More serious surgeries might have much longer recovery times, including tumor removal, ACL or fracture repair, spinal surgeries, amputation, some dental surgery for dogs, and more. As your pup rests and recovers, always consult your veterinary surgeon about introducing activities back into their routine.
While you should monitor your pet throughout the first day after surgery, such as a spay or neutering, you don’t need to spend 24/7 with them, and it’s not necessary to watch your pet throughout the night after veterinary care. It’s okay to resume your daily activities and leave them alone to rest after their surgical procedure. Chances are, they’ll be more tired than usual, and will catch up on their beauty sleep as the general anesthetic wears off. Still, you should check-in periodically to make sure they’re recovering well after their surgery and staying out of trouble.
Most often, you’ll return home from the animal hospital with a lethargic pup, especially if the operation requires a general anesthetic. They should start to get their energy back after a few days, but it may take a while to return to their normal, rambunctious selves.
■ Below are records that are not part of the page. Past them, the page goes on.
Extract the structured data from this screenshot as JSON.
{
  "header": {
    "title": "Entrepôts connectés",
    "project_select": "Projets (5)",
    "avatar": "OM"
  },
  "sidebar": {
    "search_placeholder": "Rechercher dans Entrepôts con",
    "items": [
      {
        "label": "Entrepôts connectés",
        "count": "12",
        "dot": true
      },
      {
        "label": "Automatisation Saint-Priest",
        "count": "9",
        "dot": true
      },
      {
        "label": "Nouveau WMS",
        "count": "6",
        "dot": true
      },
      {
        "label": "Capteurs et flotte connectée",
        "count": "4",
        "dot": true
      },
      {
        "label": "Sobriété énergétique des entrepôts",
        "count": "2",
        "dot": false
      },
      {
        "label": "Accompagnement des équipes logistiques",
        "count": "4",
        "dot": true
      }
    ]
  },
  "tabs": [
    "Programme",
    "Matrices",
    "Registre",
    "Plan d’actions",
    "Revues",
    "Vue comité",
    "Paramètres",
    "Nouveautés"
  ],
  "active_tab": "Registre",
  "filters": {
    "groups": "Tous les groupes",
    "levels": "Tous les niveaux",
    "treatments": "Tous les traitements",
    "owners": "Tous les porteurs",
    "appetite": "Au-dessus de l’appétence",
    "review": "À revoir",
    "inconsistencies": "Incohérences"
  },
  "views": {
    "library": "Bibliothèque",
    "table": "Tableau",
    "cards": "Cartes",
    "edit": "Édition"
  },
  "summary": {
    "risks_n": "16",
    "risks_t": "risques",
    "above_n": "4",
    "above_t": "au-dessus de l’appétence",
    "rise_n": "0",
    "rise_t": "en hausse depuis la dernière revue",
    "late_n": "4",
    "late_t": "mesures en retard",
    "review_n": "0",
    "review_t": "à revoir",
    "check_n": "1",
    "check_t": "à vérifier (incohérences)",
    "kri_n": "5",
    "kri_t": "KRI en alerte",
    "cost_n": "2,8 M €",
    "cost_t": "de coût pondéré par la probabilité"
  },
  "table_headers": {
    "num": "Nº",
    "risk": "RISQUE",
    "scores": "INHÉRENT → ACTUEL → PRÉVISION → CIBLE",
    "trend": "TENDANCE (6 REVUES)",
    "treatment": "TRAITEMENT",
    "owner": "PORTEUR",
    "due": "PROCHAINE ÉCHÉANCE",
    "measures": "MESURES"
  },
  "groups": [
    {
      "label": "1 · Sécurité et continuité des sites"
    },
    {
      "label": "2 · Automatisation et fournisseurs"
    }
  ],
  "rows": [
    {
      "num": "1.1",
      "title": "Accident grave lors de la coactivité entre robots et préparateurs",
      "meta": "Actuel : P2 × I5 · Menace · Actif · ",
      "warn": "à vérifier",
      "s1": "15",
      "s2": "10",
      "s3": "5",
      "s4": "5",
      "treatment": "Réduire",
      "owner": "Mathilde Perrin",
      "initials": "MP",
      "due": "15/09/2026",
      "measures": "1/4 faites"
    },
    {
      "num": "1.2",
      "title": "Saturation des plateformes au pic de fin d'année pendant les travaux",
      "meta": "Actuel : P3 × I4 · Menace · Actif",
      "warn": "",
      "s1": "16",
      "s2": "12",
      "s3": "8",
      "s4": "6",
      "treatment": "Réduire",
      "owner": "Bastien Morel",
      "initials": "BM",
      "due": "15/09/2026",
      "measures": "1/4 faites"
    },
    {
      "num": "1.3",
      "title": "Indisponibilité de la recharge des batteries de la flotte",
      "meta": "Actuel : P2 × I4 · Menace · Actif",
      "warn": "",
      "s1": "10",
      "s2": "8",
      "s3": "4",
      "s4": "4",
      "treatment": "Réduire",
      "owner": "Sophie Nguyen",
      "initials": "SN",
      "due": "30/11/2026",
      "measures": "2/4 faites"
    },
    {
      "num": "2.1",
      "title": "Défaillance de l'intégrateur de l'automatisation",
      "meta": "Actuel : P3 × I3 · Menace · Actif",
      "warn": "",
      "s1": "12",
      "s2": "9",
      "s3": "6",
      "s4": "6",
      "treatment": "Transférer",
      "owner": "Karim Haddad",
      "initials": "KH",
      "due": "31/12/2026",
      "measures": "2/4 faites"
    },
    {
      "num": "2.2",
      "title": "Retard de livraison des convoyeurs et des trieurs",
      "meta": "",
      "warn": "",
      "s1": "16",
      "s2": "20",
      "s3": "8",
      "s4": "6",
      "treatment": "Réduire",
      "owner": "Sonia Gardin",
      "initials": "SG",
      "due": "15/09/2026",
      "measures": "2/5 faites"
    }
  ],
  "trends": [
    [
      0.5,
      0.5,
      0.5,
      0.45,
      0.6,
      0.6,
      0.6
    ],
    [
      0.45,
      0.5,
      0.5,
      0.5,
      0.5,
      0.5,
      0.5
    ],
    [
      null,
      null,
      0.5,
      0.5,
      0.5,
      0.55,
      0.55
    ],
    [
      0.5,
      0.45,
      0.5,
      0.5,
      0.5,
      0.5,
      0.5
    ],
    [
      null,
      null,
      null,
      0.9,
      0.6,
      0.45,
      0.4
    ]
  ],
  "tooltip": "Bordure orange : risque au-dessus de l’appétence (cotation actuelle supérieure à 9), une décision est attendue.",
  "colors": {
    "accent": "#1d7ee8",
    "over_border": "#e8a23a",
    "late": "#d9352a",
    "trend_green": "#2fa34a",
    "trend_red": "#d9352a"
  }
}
New patients can also expect some behavioral changes as they readjust from their emergency care—changes in appetite, sensitivity to touch, signs of mild pain or discomfort, and so on. Although these changes are common, be sure to keep your vet updated.
You may need to contain your pet in a smaller space after their surgical care, such as a separate room or a gated area, to ensure they don’t move around too much or interact with other animals in the house. Fill this space with their bed, cozy blankets, and other comfort items (like their favorite toys).